Are there any more current figures available?

Data on philanthropy usually reflects about a two-year lag time. The reason is that the information is usually collected from tax forms, which may not be filed until several months after the close of the fiscal year and aren’t available from the IRS for some time after that.

How important is regional philanthropy?

Extremely!  The vast majority of foundations give only in their local communities. Just over 1,100 out of the total 81,777 foundations give nationally or internationally.

Is it true that foundations and corporations are the largest funding source for nonprofits?

Not by a long shot. Foundation and corporate grantmaking together accounts for only about 19 percent of all charitable giving in America. Individuals and bequests provide the rest, which was an estimated $234.6 billion given in 2010. Foundations only represent a modest portion of the resources that support the nonprofit sector but their importance has been increasing for many nonprofits.

What are some of the other common myths and misconceptions about foundations?

  • Myth:  Foundations are essentially charitable banks. Inexperienced grantseekers often assume grantmakers operate like loan officers, doling out funds according to the absolute rather than relative merits of each proposal. In fact, foundations have their own missions and goals and view their grantmaking as a means to these ends. Grantmakers play many other valuable roles in communities beyond writing checks. These include providing civic leadership, policy expertise, and nonprofit technical assistance; acting as neutral conveners to bring people together; and using foundation dollars to leverage other community resources.
  • Myth:  Grantmakers have more money than they know what to do with. Don’t believe all the spam you see. Even the largest foundations and corporations receive far more requests than they can actually fund.
  • Myth:  Foundations are short-term funders and seldom provide general operating support. These statements may or may not be true for large national foundations. Local and regional funders, however, often maintain relationships with key organizations in their communities over long periods of time. And don’t forget that the “checkbook philanthropy” practiced by many of your smaller or less sophisticated members is often made up of annual operating contributions to a group of regular recipients.
  • Myth: Foundations have an ideological bias. Liberals stereotype foundations as being conservative; conservatives accuse foundations of being liberal. In reality, foundations are as varied in their approaches as any other institution in American life—and most have no ideological orientation at all.

Are there any major debates and controversies in the field of organized philanthropy?

Many.

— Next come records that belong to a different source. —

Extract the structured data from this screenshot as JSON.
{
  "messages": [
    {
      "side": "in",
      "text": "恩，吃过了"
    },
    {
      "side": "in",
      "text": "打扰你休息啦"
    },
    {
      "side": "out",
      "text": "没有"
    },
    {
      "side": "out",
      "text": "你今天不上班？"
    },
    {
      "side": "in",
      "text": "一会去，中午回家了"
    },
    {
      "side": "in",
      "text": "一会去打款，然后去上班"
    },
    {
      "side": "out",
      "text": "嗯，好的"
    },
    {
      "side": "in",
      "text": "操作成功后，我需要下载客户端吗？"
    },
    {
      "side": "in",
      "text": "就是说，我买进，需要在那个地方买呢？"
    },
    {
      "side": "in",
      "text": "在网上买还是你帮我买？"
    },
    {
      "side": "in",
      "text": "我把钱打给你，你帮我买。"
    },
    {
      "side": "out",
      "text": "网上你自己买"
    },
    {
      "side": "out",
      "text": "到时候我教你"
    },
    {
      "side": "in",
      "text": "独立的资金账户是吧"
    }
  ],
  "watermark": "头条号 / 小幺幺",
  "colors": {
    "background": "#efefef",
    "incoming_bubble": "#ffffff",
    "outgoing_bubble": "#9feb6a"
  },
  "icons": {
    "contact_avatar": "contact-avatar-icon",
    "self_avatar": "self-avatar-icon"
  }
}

Just a few include how much money foundations should be required to pay out each year; how faithful foundations should be to “donor intent”; how involved they should get in public policy; whether they should be proactive or reactive in their grantmaking; how hands-on or hands-off they should be in their grantees’ internal affairs; whether they are sufficiently focused on outcomes; and how accountable they are to the public.

All information in this section was taken from the Philanthropy 101 Series created by the Forum of Regional Association of Grantmakers.